Assignment:
Once every line below with "handle" has been counted, state the total and nothing else.

Top of Data excerpts

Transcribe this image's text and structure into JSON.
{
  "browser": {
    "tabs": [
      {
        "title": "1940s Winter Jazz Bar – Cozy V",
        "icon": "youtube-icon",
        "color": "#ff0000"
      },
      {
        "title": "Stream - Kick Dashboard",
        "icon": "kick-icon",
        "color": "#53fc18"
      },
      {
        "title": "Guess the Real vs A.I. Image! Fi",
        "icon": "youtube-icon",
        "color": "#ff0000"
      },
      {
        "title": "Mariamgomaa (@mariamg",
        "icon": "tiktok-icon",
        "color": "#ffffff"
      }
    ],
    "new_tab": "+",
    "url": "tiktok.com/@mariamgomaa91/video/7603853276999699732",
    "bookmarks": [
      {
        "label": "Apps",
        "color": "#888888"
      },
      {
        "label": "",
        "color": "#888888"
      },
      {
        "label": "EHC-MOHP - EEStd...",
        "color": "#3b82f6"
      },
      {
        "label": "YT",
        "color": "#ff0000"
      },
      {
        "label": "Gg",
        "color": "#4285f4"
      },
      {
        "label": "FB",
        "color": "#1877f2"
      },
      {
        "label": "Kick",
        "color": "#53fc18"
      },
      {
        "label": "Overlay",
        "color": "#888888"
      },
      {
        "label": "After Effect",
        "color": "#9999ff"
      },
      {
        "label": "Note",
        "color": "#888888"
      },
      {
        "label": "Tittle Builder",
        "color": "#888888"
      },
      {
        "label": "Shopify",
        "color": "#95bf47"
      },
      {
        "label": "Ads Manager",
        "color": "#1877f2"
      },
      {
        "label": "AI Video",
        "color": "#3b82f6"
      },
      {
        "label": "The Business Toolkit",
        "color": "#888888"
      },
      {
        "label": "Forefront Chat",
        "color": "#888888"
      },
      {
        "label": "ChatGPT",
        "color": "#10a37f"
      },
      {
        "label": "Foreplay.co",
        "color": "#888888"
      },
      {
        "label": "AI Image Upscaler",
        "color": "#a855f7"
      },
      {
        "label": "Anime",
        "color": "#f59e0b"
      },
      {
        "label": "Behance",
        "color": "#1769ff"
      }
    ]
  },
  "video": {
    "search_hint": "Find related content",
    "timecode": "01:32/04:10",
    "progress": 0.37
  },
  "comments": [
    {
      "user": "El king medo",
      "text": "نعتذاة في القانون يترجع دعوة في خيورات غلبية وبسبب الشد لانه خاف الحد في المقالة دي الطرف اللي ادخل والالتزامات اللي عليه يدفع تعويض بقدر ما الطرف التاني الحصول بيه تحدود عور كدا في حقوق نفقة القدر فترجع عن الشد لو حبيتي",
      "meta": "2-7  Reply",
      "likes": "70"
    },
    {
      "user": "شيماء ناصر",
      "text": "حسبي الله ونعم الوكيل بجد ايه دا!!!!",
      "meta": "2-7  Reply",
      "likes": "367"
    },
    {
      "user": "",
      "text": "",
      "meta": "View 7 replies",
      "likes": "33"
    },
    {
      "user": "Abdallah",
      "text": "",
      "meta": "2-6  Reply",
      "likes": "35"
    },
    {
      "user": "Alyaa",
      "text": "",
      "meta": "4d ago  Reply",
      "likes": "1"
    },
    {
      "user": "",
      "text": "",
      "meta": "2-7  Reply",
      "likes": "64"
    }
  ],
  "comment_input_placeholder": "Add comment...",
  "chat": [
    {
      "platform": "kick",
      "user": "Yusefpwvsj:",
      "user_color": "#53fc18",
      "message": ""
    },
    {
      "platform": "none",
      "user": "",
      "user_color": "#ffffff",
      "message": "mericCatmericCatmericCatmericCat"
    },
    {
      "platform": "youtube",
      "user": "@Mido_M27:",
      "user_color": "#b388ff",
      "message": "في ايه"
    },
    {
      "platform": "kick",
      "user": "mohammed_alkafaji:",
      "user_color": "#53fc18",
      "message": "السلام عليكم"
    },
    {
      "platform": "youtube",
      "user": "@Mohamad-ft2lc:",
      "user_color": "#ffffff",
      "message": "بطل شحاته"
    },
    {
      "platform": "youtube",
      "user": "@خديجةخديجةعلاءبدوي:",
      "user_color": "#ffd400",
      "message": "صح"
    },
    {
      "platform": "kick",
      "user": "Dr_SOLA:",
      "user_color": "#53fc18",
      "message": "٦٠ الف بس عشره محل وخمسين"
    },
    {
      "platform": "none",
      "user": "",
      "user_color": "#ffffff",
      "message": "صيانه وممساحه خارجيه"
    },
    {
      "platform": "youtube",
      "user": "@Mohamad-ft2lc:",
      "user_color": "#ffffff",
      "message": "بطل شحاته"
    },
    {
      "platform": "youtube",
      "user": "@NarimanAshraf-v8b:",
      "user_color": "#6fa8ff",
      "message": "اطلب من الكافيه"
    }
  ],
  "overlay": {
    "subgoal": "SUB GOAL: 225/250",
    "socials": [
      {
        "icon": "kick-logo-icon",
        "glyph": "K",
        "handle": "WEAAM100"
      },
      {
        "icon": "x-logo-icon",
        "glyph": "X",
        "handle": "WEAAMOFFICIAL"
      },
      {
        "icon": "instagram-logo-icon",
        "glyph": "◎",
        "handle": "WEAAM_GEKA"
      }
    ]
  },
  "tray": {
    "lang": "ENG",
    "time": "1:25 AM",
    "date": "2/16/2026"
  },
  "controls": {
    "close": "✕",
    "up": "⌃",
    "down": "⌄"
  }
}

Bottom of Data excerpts

Result of this task:
3